Defense Agency Simulates Biological Attack on Pentagon
By Ian Graham
Special to American Forces Press Service
WASHINGTON, July 24, 2009 The risk of attack against senior government and military officials always has been high, making protection of the Pentagon and other buildings in the national capital area a top priority, a senior official involved with a recent bio-attack drill said.
Paul Benda and Christina Murata -- director and deputy director, respectively, of the Pentagon Force Protection Agency’s chemical, radiological, nuclear and explosives directorate -- spoke about preparing for a biological attack on the Pentagon during a July 22 webcast of “Armed with Science: Research and Applications for the Modern Military” on Pentagon Web Radio.
Benda and Murata explained how they used a commercial garden powder to simulate a biological attack in a July 11 test of response procedures and decontamination methods, and how the findings of their test will affect future response to bio-weapon attacks.
More than 200 people participated in the test, including 87 volunteers who were exposed to the garden powder and washed down. The Pentagon Force Protection Agency has conducted tests regularly since 2005 to gather data to better protect people in the event of a biological attack.
“We spread [the powder] across the reservation,” Benda said. “We had volunteers that got exposed to it. The building was exposed to it. We tracked where this powder went and where it went on our volunteers.”
The directorate tested different options for decontamination, from portable showers to what Benda described as a “wall of water.” More than a dozen organizations participated in the test in hopes of finding the easiest and most effective methods.
“We wanted to compare the different decontamination strategies,” Benda said. “What’s the fastest way to clean these people? What works the best?”
The quickest, most effective cleaner they found was water, Murata said. Simply flushing items with water cleaned more than 95 percent of contaminants from the road and more than 90 percent from vehicles.
“It’s that old fireman’s adage that there’s no problem that enough water can’t cure,” Murata said. “Point for point, water did the best.”
For personnel contaminated with a biological weapon, the best cleaning method was to make a “wall” of water using five fire trucks. Four pumper trucks fired water against each other while a ladder truck released water from above. Volunteers walked through the streams, scrubbing their body and hair to remove contaminants.
“This is a standard capability that every fire department has,” Benda said. “Whether it’s a volunteer fire department or a professional fire department, they’re able to use their standard nozzles, connected to a hydrant, to create this decontamination capability.”
The beauty of using fire trucks, beyond their accessibility regardless of location, is their effectiveness. It’s not a new technology, but it performs on par with other decontamination methods.
“It works as well, if not better than specific technologies, and it gives us faster through-put,” Benda said.
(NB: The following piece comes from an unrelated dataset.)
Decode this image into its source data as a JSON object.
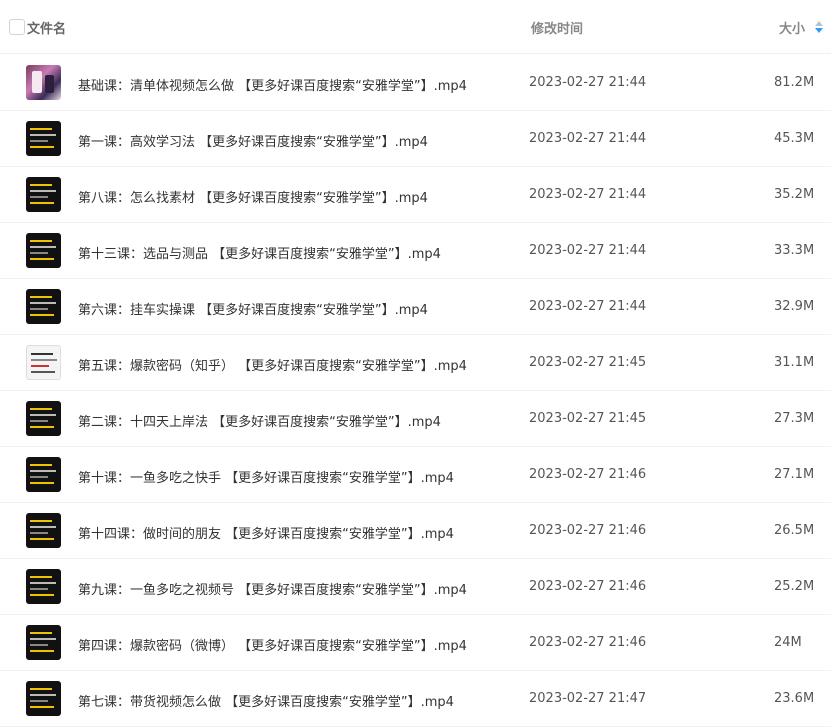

Once the team sorts the data from this test and figures out which questions have been answered and what new questions have arisen, they’ll share the findings and begin planning for the next test.
And though certain information in tests related to security for Defense Department and other government employees is safeguarded, the information that applies to organizations nationwide will be spread through professional conferences and published articles.
“We do our best to get the information out that will protect the nation as a whole,” Benda said.
(Ian Graham works in the Defense Media Activity’s emerging media directorate.)